[What the exercise asks]:
Say how many lines in the entries hold the word "title", and reply with that number only.
★ ★ ★ ★ ★
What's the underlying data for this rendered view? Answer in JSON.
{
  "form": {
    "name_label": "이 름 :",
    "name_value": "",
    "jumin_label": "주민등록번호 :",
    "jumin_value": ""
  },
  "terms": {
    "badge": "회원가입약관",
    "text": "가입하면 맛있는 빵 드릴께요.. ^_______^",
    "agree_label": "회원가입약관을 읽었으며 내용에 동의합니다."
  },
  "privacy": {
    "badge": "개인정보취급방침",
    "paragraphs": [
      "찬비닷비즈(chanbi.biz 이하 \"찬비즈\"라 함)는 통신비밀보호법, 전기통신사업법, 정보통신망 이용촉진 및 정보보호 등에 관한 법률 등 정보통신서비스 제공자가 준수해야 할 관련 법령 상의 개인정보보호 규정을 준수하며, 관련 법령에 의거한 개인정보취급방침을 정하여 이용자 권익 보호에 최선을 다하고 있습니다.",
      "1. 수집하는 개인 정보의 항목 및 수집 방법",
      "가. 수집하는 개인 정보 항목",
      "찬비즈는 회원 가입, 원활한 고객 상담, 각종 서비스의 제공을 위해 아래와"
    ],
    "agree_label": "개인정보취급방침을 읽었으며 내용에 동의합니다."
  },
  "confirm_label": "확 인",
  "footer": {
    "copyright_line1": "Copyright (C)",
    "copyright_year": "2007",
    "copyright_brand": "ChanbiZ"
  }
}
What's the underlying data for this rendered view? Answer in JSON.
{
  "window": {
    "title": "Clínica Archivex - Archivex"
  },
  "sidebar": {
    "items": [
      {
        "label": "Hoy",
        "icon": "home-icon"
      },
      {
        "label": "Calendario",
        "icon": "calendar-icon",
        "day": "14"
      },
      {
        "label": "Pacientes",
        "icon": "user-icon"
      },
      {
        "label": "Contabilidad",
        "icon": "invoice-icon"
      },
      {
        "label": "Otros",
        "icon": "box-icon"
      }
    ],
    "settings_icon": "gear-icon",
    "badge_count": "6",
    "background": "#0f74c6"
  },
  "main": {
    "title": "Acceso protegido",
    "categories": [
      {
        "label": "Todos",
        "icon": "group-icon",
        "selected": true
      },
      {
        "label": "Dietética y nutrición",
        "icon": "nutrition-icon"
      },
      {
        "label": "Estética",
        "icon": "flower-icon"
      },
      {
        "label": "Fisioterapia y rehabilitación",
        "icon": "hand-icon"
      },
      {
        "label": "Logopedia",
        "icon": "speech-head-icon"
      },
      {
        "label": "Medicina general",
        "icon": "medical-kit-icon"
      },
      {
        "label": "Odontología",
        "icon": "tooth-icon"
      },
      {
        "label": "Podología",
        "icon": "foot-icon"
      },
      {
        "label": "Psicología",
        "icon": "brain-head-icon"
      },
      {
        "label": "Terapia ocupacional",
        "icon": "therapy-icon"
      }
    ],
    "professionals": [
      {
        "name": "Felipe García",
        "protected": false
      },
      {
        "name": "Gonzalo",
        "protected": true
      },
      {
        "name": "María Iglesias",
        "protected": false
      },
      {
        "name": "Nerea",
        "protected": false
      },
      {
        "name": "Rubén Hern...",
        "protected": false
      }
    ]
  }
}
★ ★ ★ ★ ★
[Response area]:
2